  needed to do this for your OS by filling out a problem report form at, or by sending a mail message to Include the output of the command "uname -a".

  After compilation, you will have a binary called "httpd" in this src/
  directory.  If you received a binary distribution of apache, you should have
  this file already.

  The next step is to edit the configuration files for the server.  In the
  top-level subdirectory called "conf" you should find distribution versions
  of the three configuration files: srm.conf-dist, access.conf-dist, and
  httpd.conf-dist.  Copy them to srm.conf, access.conf, httpd.conf

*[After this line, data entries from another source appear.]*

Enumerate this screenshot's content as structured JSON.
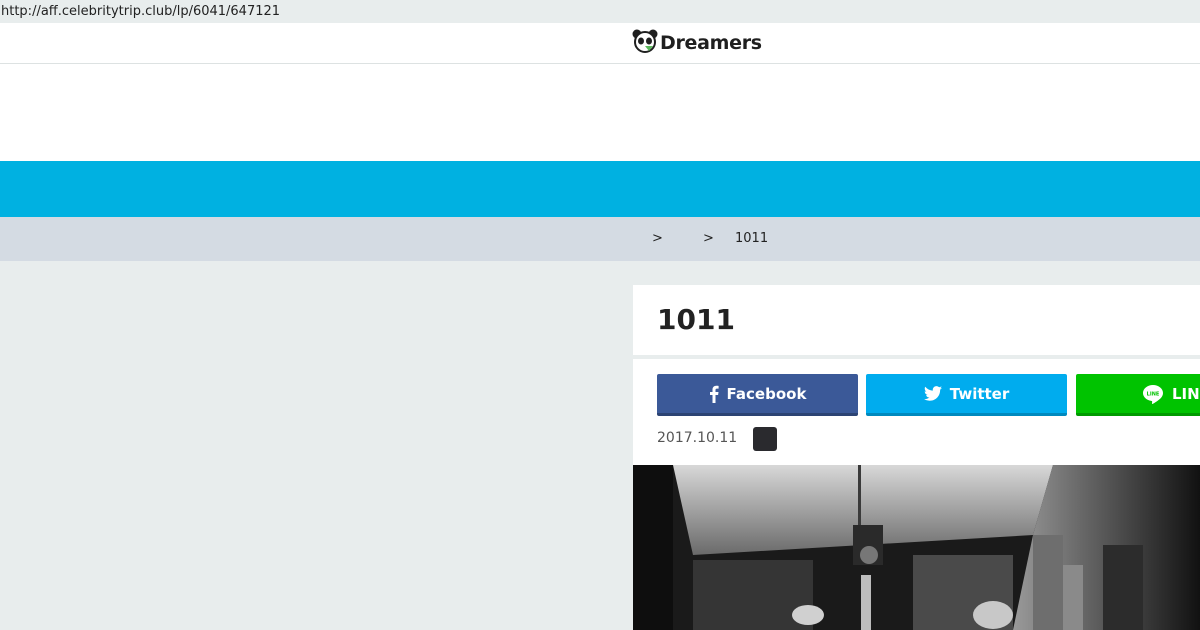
{
  "browser": {
    "url": "http://aff.celebritytrip.club/lp/6041/647121"
  },
  "header": {
    "logo_text": "Dreamers",
    "logo_icon": "panda-icon"
  },
  "breadcrumb": {
    "separator_1": ">",
    "separator_2": ">",
    "current": "1011"
  },
  "article": {
    "title": "1011",
    "date": "2017.10.11",
    "share": {
      "facebook_label": "Facebook",
      "twitter_label": "Twitter",
      "line_label": "LINE"
    }
  },
  "colors": {
    "nav_band": "#00b1e1",
    "facebook": "#3b5998",
    "twitter": "#00acee",
    "line": "#00c300",
    "breadcrumb_bg": "#d4dbe3",
    "page_bg": "#e8eded"
  }
}
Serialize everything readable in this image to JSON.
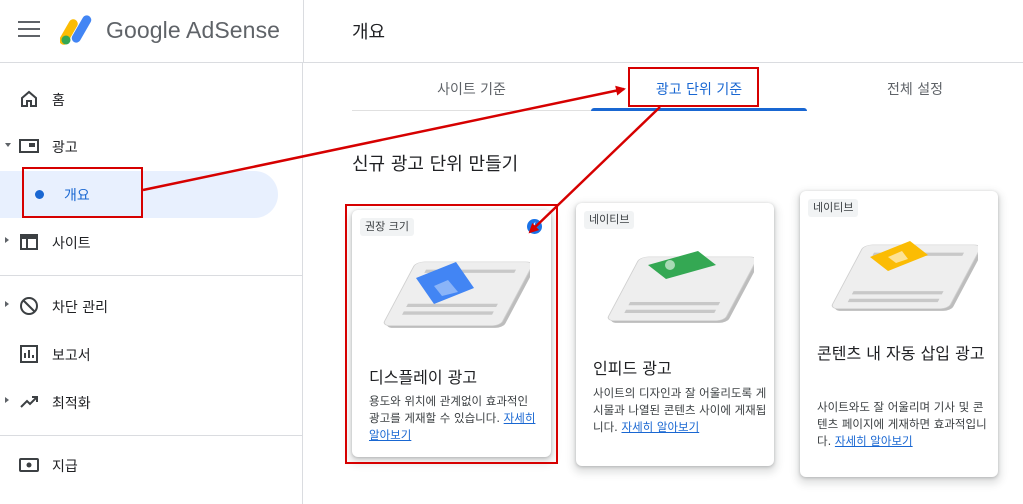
{
  "header": {
    "brand_google": "Google",
    "brand_product": "AdSense",
    "page_title": "개요"
  },
  "sidebar": {
    "items": [
      {
        "label": "홈",
        "icon": "home-icon"
      },
      {
        "label": "광고",
        "icon": "ads-icon"
      },
      {
        "label": "개요",
        "icon": "dot-icon"
      },
      {
        "label": "사이트",
        "icon": "sites-icon"
      },
      {
        "label": "차단 관리",
        "icon": "block-icon"
      },
      {
        "label": "보고서",
        "icon": "reports-icon"
      },
      {
        "label": "최적화",
        "icon": "optimize-icon"
      },
      {
        "label": "지급",
        "icon": "payments-icon"
      }
    ]
  },
  "tabs": [
    {
      "label": "사이트 기준"
    },
    {
      "label": "광고 단위 기준"
    },
    {
      "label": "전체 설정"
    }
  ],
  "section_title": "신규 광고 단위 만들기",
  "cards": [
    {
      "chip": "권장 크기",
      "title": "디스플레이 광고",
      "desc": "용도와 위치에 관계없이 효과적인 광고를 게재할 수 있습니다.",
      "link": "자세히 알아보기",
      "accent": "#4285f4"
    },
    {
      "chip": "네이티브",
      "title": "인피드 광고",
      "desc": "사이트의 디자인과 잘 어울리도록 게시물과 나열된 콘텐츠 사이에 게재됩니다.",
      "link": "자세히 알아보기",
      "accent": "#34a853"
    },
    {
      "chip": "네이티브",
      "title": "콘텐츠 내 자동 삽입 광고",
      "desc": "사이트와도 잘 어울리며 기사 및 콘텐츠 페이지에 게재하면 효과적입니다.",
      "link": "자세히 알아보기",
      "accent": "#fbbc04"
    }
  ],
  "colors": {
    "accent_blue": "#1967d2",
    "annotation_red": "#d60000"
  }
}
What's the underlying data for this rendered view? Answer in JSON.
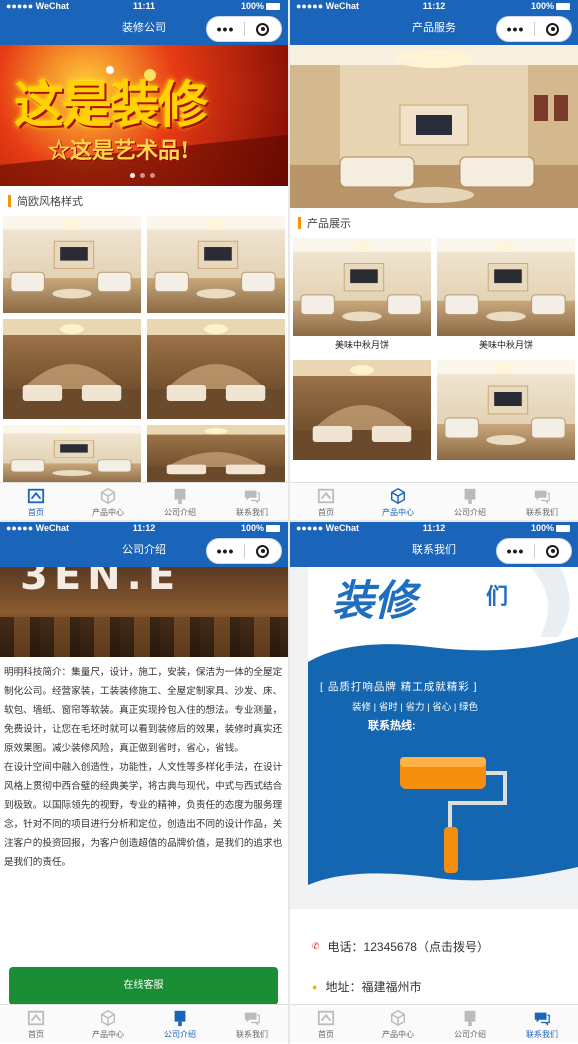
{
  "status": {
    "signal": "●●●●● WeChat",
    "battery": "100%",
    "time_1": "11:11",
    "time_2": "11:12",
    "time_3": "11:12",
    "time_4": "11:12"
  },
  "capsule": {
    "more": "•••"
  },
  "panel1": {
    "title": "装修公司",
    "banner_main": "这是装修",
    "banner_sub": "☆这是艺术品!",
    "section_title": "简欧风格样式"
  },
  "panel2": {
    "title": "产品服务",
    "section_title": "产品展示",
    "captions": [
      "美味中秋月饼",
      "美味中秋月饼"
    ]
  },
  "panel3": {
    "title": "公司介绍",
    "banner_text": "3EN.E",
    "intro_paragraphs": [
      "明明科技简介：集量尺，设计，施工，安装，保洁为一体的全屋定制化公司。经营家装，工装装修施工、全屋定制家具、沙发、床、软包、墙纸、窗帘等软装。真正实现拎包入住的想法。专业测量，免费设计，让您在毛坯时就可以看到装修后的效果，装修时真实还原效果图。减少装修风险，真正做到省时，省心，省钱。",
      "在设计空间中融入创造性，功能性，人文性等多样化手法，在设计风格上贯彻中西合璧的经典美学，将古典与现代，中式与西式结合到极致。以国际领先的视野，专业的精神，负责任的态度为服务理念，针对不同的项目进行分析和定位，创造出不同的设计作品，关注客户的投资回报，为客户创造超值的品牌价值，是我们的追求也是我们的责任。"
    ],
    "button": "在线客服"
  },
  "panel4": {
    "title": "联系我们",
    "poster_brush": "装修",
    "poster_top": "们",
    "poster_slogan": "[ 品质打响品牌  精工成就精彩 ]",
    "poster_tags": "装修 | 省时 | 省力 | 省心 | 绿色",
    "poster_hotline": "联系热线:",
    "phone": "电话：12345678（点击拨号）",
    "address": "地址：福建福州市"
  },
  "tabs": [
    "首页",
    "产品中心",
    "公司介绍",
    "联系我们"
  ],
  "colors": {
    "brand_blue": "#1a64b9",
    "accent_orange": "#f39800",
    "button_green": "#1b8e35"
  },
  "icons": {
    "home": "home-icon",
    "product": "cube-icon",
    "company": "building-icon",
    "contact": "chat-icon"
  }
}
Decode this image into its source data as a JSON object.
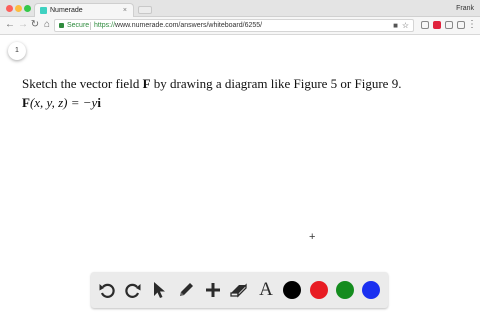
{
  "browser": {
    "tab_title": "Numerade",
    "tab_close": "×",
    "profile_name": "Frank",
    "secure_label": "Secure",
    "url_scheme": "https://",
    "url_rest": "www.numerade.com/answers/whiteboard/6255/"
  },
  "page": {
    "page_number": "1"
  },
  "question": {
    "sentence_start": "Sketch the vector field ",
    "sentence_bold": "F",
    "sentence_end": " by drawing a diagram like Figure 5 or Figure 9.",
    "formula_bold_F": "F",
    "formula_args": "(x, y, z) = −y",
    "formula_bold_i": "i"
  },
  "canvas": {
    "cursor_glyph": "+"
  },
  "toolbar": {
    "tools": [
      "undo-icon",
      "redo-icon",
      "pointer-icon",
      "pencil-icon",
      "plus-icon",
      "eraser-icon",
      "text-icon"
    ],
    "text_tool_glyph": "A",
    "colors": [
      "#000000",
      "#e81c23",
      "#148c1e",
      "#1a30f0"
    ]
  }
}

  First edit httpd.conf.  This sets up general attributes about the server -
  the port number, the user it runs as, etc.  Next edit the srm.conf file -
  this sets up the root of the document tree, special functions like
  server-parsed HTML or internal imagemap parsing, etc.  Finally, edit the
  access.conf file to at least set the base cases of access. Documentation for
  all of these is located at

  Finally, make a call to httpd, with a -f to the full path to the httpd.conf
  file. I.e., the common case:

    $ /usr/local/apache/httpd -f /usr/local/apache/conf/httpd.conf

  And voila! The server should be running.

  By default the srm.conf and access.conf files are located by name - to
  specifically call them by other names, use the AccessConfig and
  ResourceConfig directives in httpd.conf.

  Set your system time properly!

  Proper operation of a public web server requires accurate time
  keeping, since elements of the HTTP protocol are expressed as the time
  of day.  So, it's time to investigate setting up NTP or some other
  time synchronization system on your Unix box, or whatever the
  equivalent on NT would be.

  Upgrading an Existing Apache Environment

  Between releases of Apache, there are several files that are likely to get
  changed (aside from the source, of course).  These include:


  It's recommended that you unpack a new Apache version distribution into a
  different directory than the existing one, and check these files against the
  ones you already have for new or changed directives.  It's almost certain
  that the Configure, Configuration.tmpl, and Makefile.tmpl files are going to
  change, so pay particular attention to merging your existing Configuration
  settings with the ones in the Configuration.tmpl file to make a new
  Configuration file in the new Apache src directory.  Then follow the steps
  for a new installation to build and test the new server before replacing the
  existing Apache directory tree with the one from the new distribution.